== Segment start ==
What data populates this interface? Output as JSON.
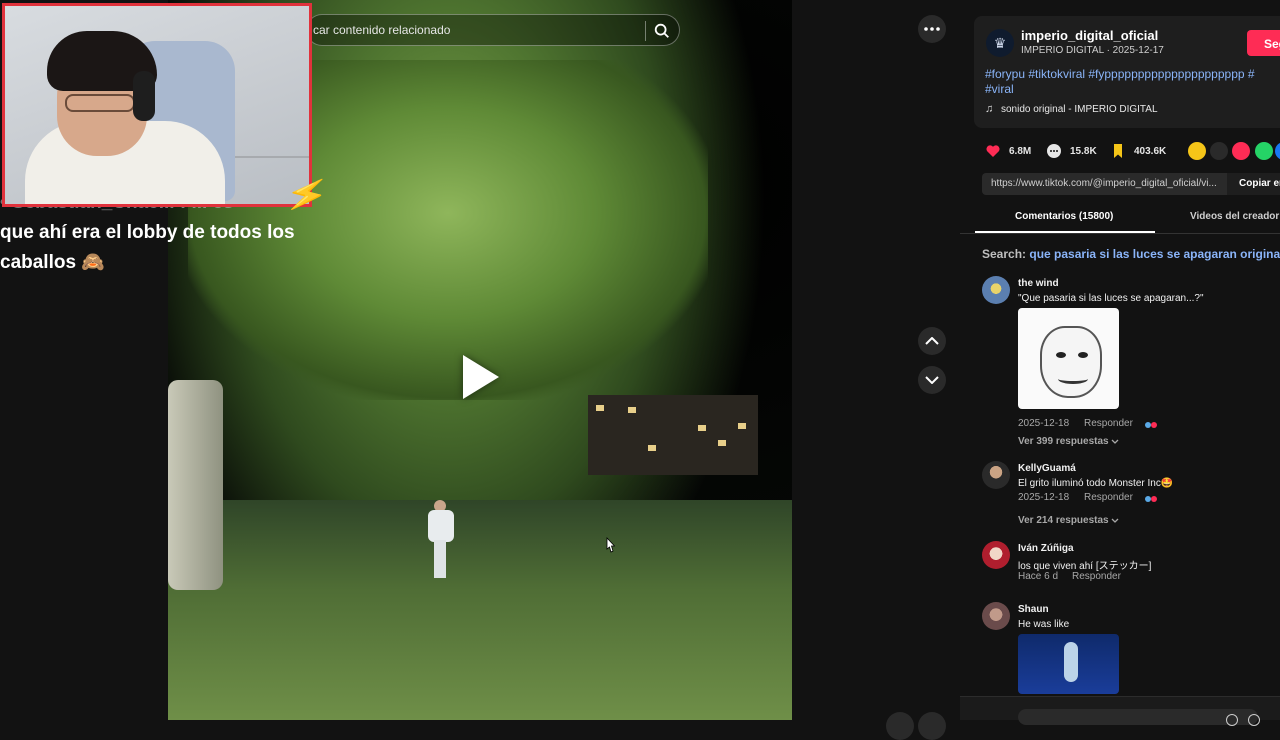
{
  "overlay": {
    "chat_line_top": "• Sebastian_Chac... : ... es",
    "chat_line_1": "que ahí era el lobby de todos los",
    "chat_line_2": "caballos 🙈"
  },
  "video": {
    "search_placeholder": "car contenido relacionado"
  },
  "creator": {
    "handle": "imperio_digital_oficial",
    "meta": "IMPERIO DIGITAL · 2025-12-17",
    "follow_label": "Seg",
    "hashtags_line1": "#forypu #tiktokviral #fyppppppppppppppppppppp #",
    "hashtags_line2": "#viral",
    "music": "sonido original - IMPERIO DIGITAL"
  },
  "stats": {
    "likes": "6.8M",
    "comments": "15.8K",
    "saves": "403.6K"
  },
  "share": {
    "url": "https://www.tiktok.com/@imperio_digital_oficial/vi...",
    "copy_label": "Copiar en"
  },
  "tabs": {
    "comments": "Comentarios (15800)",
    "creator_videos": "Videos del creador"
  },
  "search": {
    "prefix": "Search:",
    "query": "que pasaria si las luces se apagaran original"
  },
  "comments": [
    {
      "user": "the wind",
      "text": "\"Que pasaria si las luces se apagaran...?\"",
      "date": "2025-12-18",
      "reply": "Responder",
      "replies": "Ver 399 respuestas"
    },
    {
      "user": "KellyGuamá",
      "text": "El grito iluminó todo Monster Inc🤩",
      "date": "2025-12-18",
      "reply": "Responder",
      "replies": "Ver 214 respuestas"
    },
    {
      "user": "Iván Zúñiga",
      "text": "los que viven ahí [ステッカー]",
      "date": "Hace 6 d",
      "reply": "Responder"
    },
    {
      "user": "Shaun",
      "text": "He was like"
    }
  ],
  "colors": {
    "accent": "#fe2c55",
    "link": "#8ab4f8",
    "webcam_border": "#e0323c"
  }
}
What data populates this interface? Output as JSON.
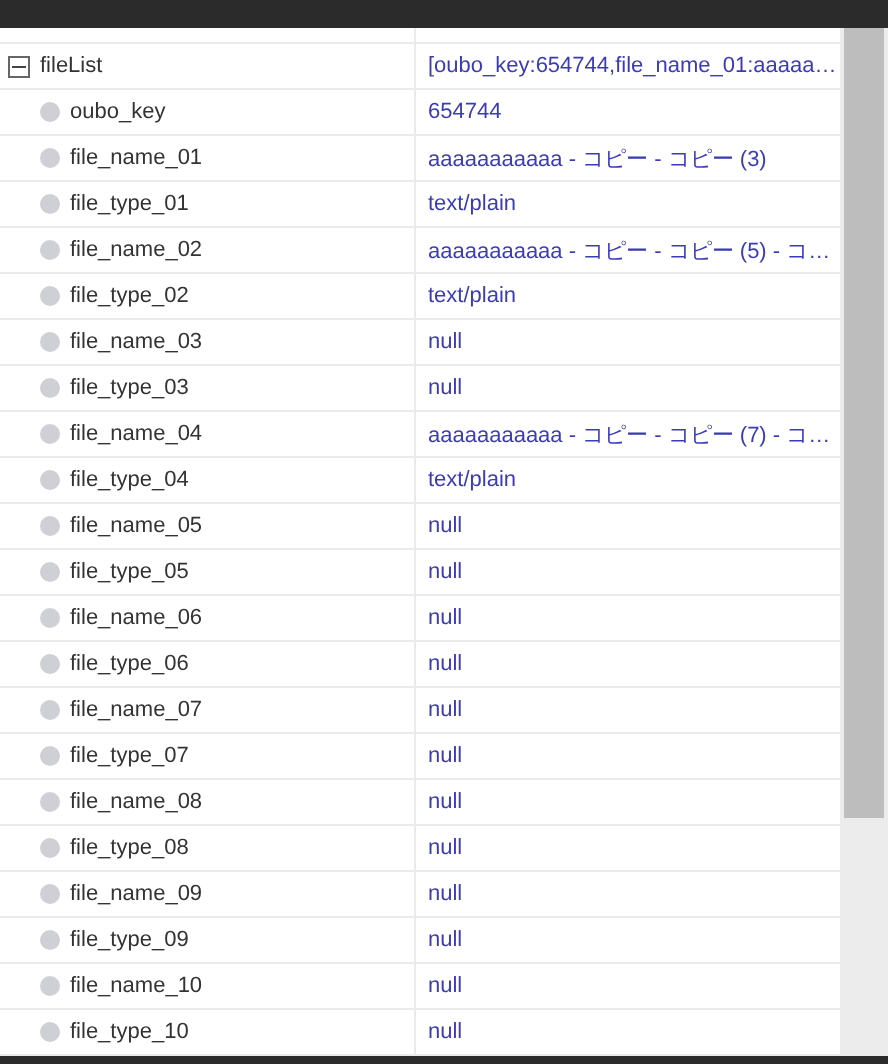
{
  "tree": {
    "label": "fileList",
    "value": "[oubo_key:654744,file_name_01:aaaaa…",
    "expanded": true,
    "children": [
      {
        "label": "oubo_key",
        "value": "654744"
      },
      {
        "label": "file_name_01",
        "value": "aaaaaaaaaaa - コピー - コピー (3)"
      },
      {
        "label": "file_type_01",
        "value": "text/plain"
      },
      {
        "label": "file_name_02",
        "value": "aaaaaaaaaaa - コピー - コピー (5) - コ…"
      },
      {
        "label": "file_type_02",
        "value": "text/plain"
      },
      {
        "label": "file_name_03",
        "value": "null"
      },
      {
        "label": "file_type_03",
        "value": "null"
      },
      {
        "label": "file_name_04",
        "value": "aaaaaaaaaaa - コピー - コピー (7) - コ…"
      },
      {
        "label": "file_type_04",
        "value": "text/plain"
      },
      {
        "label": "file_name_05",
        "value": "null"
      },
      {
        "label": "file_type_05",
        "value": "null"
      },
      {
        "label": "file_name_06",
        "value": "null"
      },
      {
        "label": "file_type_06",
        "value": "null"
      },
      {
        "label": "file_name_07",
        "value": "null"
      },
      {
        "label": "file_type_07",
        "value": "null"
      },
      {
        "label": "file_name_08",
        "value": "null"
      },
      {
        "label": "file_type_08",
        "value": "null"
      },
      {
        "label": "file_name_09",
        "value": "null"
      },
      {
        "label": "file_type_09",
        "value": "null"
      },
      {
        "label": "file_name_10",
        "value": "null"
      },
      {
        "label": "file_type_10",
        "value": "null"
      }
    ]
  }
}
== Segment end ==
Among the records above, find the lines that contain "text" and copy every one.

      "text": "\"Que pasaria si las luces se apagaran...?\"",
      "text": "El grito iluminó todo Monster Inc🤩",
      "text": "los que viven ahí [ステッカー]",
      "text": "He was like"
        "value": "text/plain"
        "value": "text/plain"
        "value": "text/plain"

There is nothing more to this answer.